Wadeye community working together to preserve “special building”

The Old Convent in Wadeye has been added to the NT Heritage register, making it the first heritage-listed building in the community. The Old Convent was built in 1940 by Catholic Missionaries and local Aboriginal men using native timber. It is one of several buildings that remain from the establishment of the Catholic Mission at Wadeye, then called Port Keats.

The elevated building is associated with Bishop Francis Xavier Gsell, Father Richard Docherty and Sister Magdalen McNamara, who all helped establish Catholic Missions in the Territory.

From 1941-1979 the Old Convent was home to the Sisters from the Daughters of Our Lady of the Sacred Heart.
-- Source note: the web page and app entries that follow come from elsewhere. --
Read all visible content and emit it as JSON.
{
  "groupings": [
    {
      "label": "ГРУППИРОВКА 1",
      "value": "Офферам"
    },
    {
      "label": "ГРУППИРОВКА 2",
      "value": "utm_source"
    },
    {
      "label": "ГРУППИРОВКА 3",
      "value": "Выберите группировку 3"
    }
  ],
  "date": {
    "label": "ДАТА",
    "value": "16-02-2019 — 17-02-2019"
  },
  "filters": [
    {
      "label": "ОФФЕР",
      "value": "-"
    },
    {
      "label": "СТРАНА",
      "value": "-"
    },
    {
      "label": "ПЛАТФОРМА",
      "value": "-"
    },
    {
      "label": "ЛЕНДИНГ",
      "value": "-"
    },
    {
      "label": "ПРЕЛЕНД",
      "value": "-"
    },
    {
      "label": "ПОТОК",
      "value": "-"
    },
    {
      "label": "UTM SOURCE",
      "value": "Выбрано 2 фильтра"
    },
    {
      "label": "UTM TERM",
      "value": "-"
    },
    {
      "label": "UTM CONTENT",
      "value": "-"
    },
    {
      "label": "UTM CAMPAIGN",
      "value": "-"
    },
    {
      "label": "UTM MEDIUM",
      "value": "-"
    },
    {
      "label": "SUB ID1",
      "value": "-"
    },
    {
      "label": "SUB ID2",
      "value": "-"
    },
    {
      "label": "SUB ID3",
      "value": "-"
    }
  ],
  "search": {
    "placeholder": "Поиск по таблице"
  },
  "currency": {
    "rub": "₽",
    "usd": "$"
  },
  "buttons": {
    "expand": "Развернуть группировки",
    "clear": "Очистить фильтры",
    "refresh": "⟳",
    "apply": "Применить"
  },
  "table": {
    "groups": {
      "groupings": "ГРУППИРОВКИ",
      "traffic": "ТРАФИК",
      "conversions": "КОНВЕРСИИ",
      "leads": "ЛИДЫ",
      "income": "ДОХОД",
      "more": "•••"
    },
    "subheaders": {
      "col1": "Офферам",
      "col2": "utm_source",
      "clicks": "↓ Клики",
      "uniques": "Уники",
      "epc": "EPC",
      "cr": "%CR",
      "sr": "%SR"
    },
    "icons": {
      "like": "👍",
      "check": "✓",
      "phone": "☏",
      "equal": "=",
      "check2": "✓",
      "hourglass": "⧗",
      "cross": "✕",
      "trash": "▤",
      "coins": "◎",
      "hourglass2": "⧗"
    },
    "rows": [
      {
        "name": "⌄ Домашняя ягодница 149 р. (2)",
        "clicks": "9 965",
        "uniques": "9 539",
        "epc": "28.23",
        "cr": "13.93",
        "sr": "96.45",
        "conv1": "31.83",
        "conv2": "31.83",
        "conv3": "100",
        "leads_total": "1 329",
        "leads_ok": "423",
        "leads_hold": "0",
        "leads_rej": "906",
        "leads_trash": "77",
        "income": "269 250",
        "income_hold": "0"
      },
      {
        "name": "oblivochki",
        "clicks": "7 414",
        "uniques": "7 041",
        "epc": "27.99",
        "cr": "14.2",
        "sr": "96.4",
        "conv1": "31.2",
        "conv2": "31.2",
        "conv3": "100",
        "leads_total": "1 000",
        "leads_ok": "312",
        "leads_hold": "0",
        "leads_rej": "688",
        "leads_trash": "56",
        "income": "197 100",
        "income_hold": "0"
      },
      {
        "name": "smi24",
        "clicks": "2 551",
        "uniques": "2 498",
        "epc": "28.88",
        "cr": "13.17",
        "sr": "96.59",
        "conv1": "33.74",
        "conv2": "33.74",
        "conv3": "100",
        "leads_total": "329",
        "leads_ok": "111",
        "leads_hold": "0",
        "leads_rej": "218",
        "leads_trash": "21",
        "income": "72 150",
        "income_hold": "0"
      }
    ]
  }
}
They also housed and educated Aboriginal children at the Old Convent until separate dormitories and a school were built.

The Old Convent was nominated to be heritage listed by the Thamarrurr Development Corporation in Wadeye, which hopes to create a heritage precinct that incorporates several buildings of historical importance. “We are really happy that the Old Convent has been put on the heritage list, it’s a special building that needs to be taken care of,” said Kardu Dimirnirn Traditional Owner Ralph Narbarup.

“We’re looking forward to developing the building so that all the old stories can be passed on.”

Last year the Thamarrurr Development Corporation received a $100,000 Arts Trail Regional Stimulus Grant from the NT Government to carry out restorative works on the Old Convent building, and the community is logging and milling local timber for the works.

“In support of this Heritage nomination we received a letter from the Thamarrurr Development Corporation signed by more than 40 Traditional Owners,” said Acting Director Heritage Branch, Parks, Wildlife and Heritage, Dianne Bensley.

“This is a great example of a community working together to safeguard a place of historical importance.”

Wadeye Old Convent 1940's to 1970's